By NAN Contributor
News Americas, LONDON, England, Tues. April 17, 2018: A Caribbean roots UK lawmaker yesterday blasted the Theresa May government in an impassioned speech over the controversy of the deportation of some Caribbean immigrants and long-time residents of Britain, who migrated there during the 1950s and 60s, otherwise known as the Windrush era.
Labor MP David Lammy, 45, whose parents were born in Guyana, called on PM May and Homeland Secretary, Amber Rudd, to apologize even as he dubbed Monday “a day of national shame.”
“My parents came here as citizens, now the #windrush generation are suffering inhumane treatment at the hands of the Home Office,” Lammy said during an emotional speech in which he also demanded answers over reports that law-abiding Caribbean-born UK residents were being threatened with deportation as MPs held an emergency debate on the Windrush Crisis Monday.
Immigrants from the Caribbean were invited to come to Britain with their families to help rebuild the country after WWII, but many didn’t have documentation as bureaucracy was less rigid at the time. They are in the UK legitimately, but have suffered consequences recently because they can’t prove it based on the UK ruling in 2012, which aimed to put an end to immigrant overstaying.
Members of the “Windrush generation” — named for the ship Empire Windrush, which brought the first big group of post-war Caribbean immigrants to Britain in 1948 — came from what were then British colonies or newly independent states.
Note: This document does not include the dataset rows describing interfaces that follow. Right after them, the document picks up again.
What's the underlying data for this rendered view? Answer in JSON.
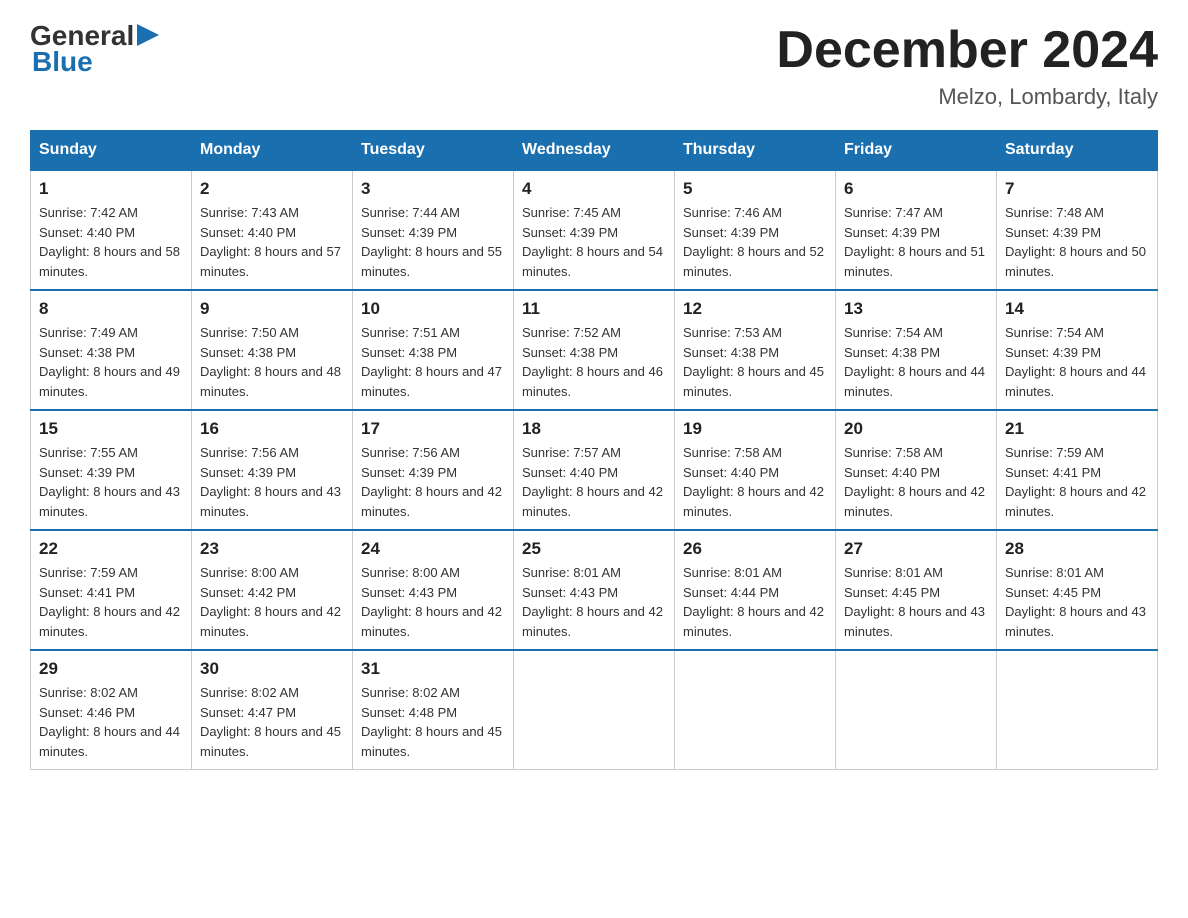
{
  "header": {
    "logo": {
      "general": "General",
      "blue": "Blue",
      "triangle": "▶"
    },
    "title": "December 2024",
    "subtitle": "Melzo, Lombardy, Italy"
  },
  "days_of_week": [
    "Sunday",
    "Monday",
    "Tuesday",
    "Wednesday",
    "Thursday",
    "Friday",
    "Saturday"
  ],
  "weeks": [
    [
      {
        "day": "1",
        "sunrise": "7:42 AM",
        "sunset": "4:40 PM",
        "daylight": "8 hours and 58 minutes."
      },
      {
        "day": "2",
        "sunrise": "7:43 AM",
        "sunset": "4:40 PM",
        "daylight": "8 hours and 57 minutes."
      },
      {
        "day": "3",
        "sunrise": "7:44 AM",
        "sunset": "4:39 PM",
        "daylight": "8 hours and 55 minutes."
      },
      {
        "day": "4",
        "sunrise": "7:45 AM",
        "sunset": "4:39 PM",
        "daylight": "8 hours and 54 minutes."
      },
      {
        "day": "5",
        "sunrise": "7:46 AM",
        "sunset": "4:39 PM",
        "daylight": "8 hours and 52 minutes."
      },
      {
        "day": "6",
        "sunrise": "7:47 AM",
        "sunset": "4:39 PM",
        "daylight": "8 hours and 51 minutes."
      },
      {
        "day": "7",
        "sunrise": "7:48 AM",
        "sunset": "4:39 PM",
        "daylight": "8 hours and 50 minutes."
      }
    ],
    [
      {
        "day": "8",
        "sunrise": "7:49 AM",
        "sunset": "4:38 PM",
        "daylight": "8 hours and 49 minutes."
      },
      {
        "day": "9",
        "sunrise": "7:50 AM",
        "sunset": "4:38 PM",
        "daylight": "8 hours and 48 minutes."
      },
      {
        "day": "10",
        "sunrise": "7:51 AM",
        "sunset": "4:38 PM",
        "daylight": "8 hours and 47 minutes."
      },
      {
        "day": "11",
        "sunrise": "7:52 AM",
        "sunset": "4:38 PM",
        "daylight": "8 hours and 46 minutes."
      },
      {
        "day": "12",
        "sunrise": "7:53 AM",
        "sunset": "4:38 PM",
        "daylight": "8 hours and 45 minutes."
      },
      {
        "day": "13",
        "sunrise": "7:54 AM",
        "sunset": "4:38 PM",
        "daylight": "8 hours and 44 minutes."
      },
      {
        "day": "14",
        "sunrise": "7:54 AM",
        "sunset": "4:39 PM",
        "daylight": "8 hours and 44 minutes."
      }
    ],
    [
      {
        "day": "15",
        "sunrise": "7:55 AM",
        "sunset": "4:39 PM",
        "daylight": "8 hours and 43 minutes."
      },
      {
        "day": "16",
        "sunrise": "7:56 AM",
        "sunset": "4:39 PM",
        "daylight": "8 hours and 43 minutes."
      },
      {
        "day": "17",
        "sunrise": "7:56 AM",
        "sunset": "4:39 PM",
        "daylight": "8 hours and 42 minutes."
      },
      {
        "day": "18",
        "sunrise": "7:57 AM",
        "sunset": "4:40 PM",
        "daylight": "8 hours and 42 minutes."
      },
      {
        "day": "19",
        "sunrise": "7:58 AM",
        "sunset": "4:40 PM",
        "daylight": "8 hours and 42 minutes."
      },
      {
        "day": "20",
        "sunrise": "7:58 AM",
        "sunset": "4:40 PM",
        "daylight": "8 hours and 42 minutes."
      },
      {
        "day": "21",
        "sunrise": "7:59 AM",
        "sunset": "4:41 PM",
        "daylight": "8 hours and 42 minutes."
      }
    ],
    [
      {
        "day": "22",
        "sunrise": "7:59 AM",
        "sunset": "4:41 PM",
        "daylight": "8 hours and 42 minutes."
      },
      {
        "day": "23",
        "sunrise": "8:00 AM",
        "sunset": "4:42 PM",
        "daylight": "8 hours and 42 minutes."
      },
      {
        "day": "24",
        "sunrise": "8:00 AM",
        "sunset": "4:43 PM",
        "daylight": "8 hours and 42 minutes."
      },
      {
        "day": "25",
        "sunrise": "8:01 AM",
        "sunset": "4:43 PM",
        "daylight": "8 hours and 42 minutes."
      },
      {
        "day": "26",
        "sunrise": "8:01 AM",
        "sunset": "4:44 PM",
        "daylight": "8 hours and 42 minutes."
      },
      {
        "day": "27",
        "sunrise": "8:01 AM",
        "sunset": "4:45 PM",
        "daylight": "8 hours and 43 minutes."
      },
      {
        "day": "28",
        "sunrise": "8:01 AM",
        "sunset": "4:45 PM",
        "daylight": "8 hours and 43 minutes."
      }
    ],
    [
      {
        "day": "29",
        "sunrise": "8:02 AM",
        "sunset": "4:46 PM",
        "daylight": "8 hours and 44 minutes."
      },
      {
        "day": "30",
        "sunrise": "8:02 AM",
        "sunset": "4:47 PM",
        "daylight": "8 hours and 45 minutes."
      },
      {
        "day": "31",
        "sunrise": "8:02 AM",
        "sunset": "4:48 PM",
        "daylight": "8 hours and 45 minutes."
      },
      null,
      null,
      null,
      null
    ]
  ]
}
Those who arrived before 1971 had an automatic right to settle in the U.K.
But because they have no paperwork from the 50’s and 60’s, they are “losing their jobs, being denied NHS treatment” and potentially even being sent back to the Caribbean based on the 2012 UK ruling.
Sec. Rudd on Monday apologized for the ‘appalling’ way in which she said some immigrants had been treated but said that she wasn’t aware of any specific cases where people had been deported.
Still she urged people to contact her if they knew of any and said she was setting up a task force to sort out the Caribbean immigrants’ paperwork simply and for free.
Rudd promised that no one would be deported.
The crisis has overshadowed a London meeting of leaders from the 53-nation Commonwealth. Prime Minister May’s office said she would meet with her Caribbean counterparts at the Commonwealth summit to discuss the situation.